Vote Magee.


Chad McEvoy Deserves A Chance

Chad McEvoy

Also, we’re lucky to have a brainy Democrat from Westford, Chad McEvoy, running in the spaghetti-thin  101st that snakes from New Hartford through Springfield, Middlefield, Westford and Maryland locally and all the way to the Town of Montgomery, wherever that is.

Happily, one of his main campaign planks is to see the district – it’s now served by Brian Miller, a Republican from the Utica area – redrawn after the 2020 Census into a less crazy configuration.  Nice.
Could Magee help the younger man into the successful collaboration he has played with Seward?  Interesting idea.  Regardless, an assemblyman who wakes up each morning and looks out his window at our fair Otsego County would only be a plus.
Vote McEvoy.



Leave a Reply

Your email address will not be published.

Related Articles

Bliss: County Must Regulate, Oversee Any Housing of Migrants

Otsego Issues Executive Order Bliss: County Must Regulate, Oversee Any Housing of Migrants By CASPAR EWIGOTSEGO COUNTY On May 16, Otsego County joined the growing list of municipalities that have instituted limitations and conditions on the housing of migrants and asylum seekers entering the United States at its southern border. By adopting the declaration of an emergency set out in New York State’s Executive Order #28, and by issuing its own State of Emergency Declaration, Otsego County officials were empowered to issue Emergency Order #1, regulating the terms under which municipalities within the county could agree to house migrants. Since…

Bound Volumes-Hometown History: November 16, 2023

Bound Volumes-Hometown History November 16, 2023 70 YEARS AGO Oneonta’s State Armory for the next two weeks between the hours of 3:30 and 5 p.m. will be rife with the sounds of rebounding basketballs, running feet, and the voice of Hurley McLean, Oneonta High School’s basketball coach— the Yellow Jackets shape up for the first game of the season on December 4 against Draper Central of Schenevus. Trying out for the varsity are Ken Chase, Dick Jester, Peter Axhoy, Dick Jacobs, Nick Lambros, Jim Anderson, Dick Vroman, Bill Slawson, Jerry Dirvin, Bob Grygiel, Bill Donnelly, John Skinner, Ken Turner, Pete…

Editorial: The Great White-tail Count
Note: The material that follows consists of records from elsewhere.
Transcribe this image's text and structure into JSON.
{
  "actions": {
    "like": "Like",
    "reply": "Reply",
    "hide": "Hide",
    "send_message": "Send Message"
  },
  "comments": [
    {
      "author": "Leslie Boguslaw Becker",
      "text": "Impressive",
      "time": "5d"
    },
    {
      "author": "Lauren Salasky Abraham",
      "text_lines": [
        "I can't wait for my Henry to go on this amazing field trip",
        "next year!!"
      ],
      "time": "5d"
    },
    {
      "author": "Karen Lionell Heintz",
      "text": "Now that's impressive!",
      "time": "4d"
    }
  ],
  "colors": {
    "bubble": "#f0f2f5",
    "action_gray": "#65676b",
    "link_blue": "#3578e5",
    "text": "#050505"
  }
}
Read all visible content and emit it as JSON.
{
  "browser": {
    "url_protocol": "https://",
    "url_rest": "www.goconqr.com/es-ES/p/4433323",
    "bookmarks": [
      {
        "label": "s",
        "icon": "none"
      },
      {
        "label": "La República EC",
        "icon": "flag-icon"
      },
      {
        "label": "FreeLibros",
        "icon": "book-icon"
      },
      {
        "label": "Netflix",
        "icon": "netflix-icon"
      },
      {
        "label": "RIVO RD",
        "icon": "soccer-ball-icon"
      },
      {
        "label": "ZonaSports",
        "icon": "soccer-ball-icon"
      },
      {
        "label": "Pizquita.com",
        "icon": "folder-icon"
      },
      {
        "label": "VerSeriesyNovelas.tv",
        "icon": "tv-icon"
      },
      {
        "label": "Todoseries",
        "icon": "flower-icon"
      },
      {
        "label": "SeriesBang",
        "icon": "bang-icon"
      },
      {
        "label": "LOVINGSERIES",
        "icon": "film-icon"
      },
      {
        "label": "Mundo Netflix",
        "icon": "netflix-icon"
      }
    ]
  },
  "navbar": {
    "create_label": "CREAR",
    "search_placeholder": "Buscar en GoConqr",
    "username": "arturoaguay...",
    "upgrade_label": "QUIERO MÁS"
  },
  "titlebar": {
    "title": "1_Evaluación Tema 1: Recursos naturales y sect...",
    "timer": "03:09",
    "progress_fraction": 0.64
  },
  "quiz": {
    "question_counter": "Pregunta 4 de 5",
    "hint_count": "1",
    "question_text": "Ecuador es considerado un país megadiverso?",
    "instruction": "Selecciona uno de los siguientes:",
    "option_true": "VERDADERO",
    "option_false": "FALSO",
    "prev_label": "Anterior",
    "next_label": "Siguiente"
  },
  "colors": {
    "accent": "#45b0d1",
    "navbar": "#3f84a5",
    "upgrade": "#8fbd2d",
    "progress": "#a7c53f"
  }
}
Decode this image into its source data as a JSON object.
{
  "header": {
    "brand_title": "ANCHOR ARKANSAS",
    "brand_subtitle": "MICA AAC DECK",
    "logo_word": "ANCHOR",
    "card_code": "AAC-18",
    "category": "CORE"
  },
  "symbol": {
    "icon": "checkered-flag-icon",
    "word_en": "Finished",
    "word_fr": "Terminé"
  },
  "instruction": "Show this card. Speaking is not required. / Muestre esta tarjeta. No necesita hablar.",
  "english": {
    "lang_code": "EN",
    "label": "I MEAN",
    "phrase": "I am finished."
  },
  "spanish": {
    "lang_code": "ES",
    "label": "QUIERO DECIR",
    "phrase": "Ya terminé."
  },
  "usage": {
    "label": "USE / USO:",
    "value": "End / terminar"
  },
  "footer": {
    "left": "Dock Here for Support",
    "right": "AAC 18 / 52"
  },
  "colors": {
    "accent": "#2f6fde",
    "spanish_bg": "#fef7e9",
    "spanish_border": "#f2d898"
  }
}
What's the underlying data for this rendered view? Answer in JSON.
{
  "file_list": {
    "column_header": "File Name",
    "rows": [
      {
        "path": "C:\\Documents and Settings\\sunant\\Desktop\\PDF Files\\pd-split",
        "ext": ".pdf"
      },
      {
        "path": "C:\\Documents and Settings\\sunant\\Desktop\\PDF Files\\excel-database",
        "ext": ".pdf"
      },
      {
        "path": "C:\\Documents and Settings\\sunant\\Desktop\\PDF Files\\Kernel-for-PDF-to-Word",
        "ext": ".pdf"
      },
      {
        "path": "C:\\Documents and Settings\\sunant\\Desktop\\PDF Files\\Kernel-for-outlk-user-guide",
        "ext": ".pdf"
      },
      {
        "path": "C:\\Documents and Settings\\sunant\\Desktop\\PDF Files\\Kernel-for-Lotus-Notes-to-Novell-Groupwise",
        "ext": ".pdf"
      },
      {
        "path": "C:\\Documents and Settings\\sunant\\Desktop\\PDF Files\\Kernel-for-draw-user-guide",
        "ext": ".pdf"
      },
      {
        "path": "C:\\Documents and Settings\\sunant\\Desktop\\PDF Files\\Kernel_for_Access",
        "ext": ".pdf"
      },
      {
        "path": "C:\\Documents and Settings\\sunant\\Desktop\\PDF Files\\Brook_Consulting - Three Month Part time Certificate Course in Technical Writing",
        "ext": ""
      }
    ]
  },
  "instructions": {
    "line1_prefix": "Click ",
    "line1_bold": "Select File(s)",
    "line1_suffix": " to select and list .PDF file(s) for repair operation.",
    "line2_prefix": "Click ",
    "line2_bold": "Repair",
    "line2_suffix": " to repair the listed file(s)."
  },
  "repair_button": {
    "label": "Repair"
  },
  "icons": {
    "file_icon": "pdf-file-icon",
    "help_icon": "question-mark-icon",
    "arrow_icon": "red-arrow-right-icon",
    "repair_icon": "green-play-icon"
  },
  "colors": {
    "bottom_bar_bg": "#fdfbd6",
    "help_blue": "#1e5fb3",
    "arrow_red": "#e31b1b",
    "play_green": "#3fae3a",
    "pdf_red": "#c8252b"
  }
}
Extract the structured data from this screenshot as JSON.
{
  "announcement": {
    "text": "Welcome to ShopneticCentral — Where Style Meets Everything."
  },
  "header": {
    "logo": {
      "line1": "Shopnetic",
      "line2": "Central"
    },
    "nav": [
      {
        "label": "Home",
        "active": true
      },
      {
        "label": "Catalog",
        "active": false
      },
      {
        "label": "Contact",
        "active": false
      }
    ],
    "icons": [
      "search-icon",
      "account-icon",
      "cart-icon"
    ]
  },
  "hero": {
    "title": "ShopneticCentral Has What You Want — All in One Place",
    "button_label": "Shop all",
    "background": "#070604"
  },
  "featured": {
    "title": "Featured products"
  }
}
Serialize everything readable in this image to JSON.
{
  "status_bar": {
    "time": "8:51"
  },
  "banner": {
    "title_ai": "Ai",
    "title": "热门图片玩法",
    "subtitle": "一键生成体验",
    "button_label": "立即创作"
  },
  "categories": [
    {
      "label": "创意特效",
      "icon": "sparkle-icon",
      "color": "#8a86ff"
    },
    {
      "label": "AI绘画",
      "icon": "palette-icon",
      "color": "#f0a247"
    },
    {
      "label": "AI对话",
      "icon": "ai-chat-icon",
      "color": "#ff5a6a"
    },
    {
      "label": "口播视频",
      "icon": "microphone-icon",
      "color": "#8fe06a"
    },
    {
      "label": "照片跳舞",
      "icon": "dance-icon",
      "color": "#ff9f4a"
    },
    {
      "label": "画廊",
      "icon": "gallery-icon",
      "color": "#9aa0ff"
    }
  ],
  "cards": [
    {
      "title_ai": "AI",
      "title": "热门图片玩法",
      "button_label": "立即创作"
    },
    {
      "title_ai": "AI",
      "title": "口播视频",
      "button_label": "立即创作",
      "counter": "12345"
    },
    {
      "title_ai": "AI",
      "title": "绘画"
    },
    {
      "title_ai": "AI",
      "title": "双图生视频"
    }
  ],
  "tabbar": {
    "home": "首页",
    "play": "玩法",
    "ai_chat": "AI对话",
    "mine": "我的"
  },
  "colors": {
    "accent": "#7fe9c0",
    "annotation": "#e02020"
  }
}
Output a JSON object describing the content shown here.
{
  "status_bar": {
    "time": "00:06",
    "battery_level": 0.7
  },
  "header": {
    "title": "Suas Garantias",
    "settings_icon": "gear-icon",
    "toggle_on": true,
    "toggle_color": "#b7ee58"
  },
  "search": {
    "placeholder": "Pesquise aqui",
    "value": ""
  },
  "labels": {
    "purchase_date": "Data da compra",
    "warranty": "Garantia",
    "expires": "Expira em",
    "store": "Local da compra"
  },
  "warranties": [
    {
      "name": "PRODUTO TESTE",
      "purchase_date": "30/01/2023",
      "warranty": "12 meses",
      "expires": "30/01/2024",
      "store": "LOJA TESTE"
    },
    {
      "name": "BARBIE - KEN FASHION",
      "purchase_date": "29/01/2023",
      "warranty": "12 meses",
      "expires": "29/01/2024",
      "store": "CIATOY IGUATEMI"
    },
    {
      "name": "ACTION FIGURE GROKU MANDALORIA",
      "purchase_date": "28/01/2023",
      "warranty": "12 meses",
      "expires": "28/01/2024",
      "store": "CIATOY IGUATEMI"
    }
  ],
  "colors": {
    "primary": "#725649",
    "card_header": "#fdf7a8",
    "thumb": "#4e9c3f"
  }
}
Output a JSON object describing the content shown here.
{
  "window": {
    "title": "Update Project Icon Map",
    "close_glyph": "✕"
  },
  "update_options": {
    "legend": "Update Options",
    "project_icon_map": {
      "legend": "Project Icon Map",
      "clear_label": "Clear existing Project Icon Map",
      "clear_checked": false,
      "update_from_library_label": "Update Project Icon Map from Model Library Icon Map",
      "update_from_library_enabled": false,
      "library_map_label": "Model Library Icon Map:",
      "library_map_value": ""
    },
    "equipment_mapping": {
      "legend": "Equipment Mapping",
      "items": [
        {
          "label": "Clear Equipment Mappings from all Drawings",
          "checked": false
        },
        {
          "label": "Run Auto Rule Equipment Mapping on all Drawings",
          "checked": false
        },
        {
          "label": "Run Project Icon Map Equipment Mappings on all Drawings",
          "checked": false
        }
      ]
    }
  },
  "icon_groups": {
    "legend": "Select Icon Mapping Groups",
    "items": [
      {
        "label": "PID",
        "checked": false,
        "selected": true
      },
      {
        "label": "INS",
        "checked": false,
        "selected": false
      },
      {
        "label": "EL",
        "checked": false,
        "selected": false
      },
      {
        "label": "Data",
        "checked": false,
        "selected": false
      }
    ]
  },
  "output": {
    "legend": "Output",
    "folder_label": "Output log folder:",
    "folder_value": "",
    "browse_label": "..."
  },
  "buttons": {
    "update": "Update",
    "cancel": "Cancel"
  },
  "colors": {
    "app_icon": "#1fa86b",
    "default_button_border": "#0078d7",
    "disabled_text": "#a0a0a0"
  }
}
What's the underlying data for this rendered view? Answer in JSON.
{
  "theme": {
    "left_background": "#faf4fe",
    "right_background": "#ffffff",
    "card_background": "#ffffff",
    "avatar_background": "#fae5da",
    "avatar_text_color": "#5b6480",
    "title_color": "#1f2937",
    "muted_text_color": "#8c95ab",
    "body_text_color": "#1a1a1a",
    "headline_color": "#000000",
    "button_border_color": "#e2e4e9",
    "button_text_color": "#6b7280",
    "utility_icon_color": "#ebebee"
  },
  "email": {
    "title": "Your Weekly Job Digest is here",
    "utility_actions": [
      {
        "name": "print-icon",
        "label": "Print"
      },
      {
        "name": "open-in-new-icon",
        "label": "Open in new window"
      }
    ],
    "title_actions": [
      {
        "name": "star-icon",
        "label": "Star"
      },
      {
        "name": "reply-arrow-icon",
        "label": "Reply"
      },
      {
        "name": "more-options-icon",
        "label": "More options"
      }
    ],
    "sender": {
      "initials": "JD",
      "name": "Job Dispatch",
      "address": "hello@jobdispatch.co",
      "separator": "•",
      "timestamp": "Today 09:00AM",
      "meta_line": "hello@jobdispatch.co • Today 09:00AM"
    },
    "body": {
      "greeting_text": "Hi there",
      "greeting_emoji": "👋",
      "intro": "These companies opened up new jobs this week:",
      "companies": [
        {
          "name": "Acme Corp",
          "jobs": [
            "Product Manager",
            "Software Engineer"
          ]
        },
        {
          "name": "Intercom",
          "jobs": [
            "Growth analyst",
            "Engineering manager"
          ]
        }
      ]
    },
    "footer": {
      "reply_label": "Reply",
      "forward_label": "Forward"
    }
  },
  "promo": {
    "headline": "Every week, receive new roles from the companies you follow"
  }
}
There was a marked decline of the New York deer population through most of the 19th century, to a low between 1880 and 1890. By 1885, deer were in danger of extermination throughout the state, except for in the wild, nonagricultural region of the central Adirondacks.…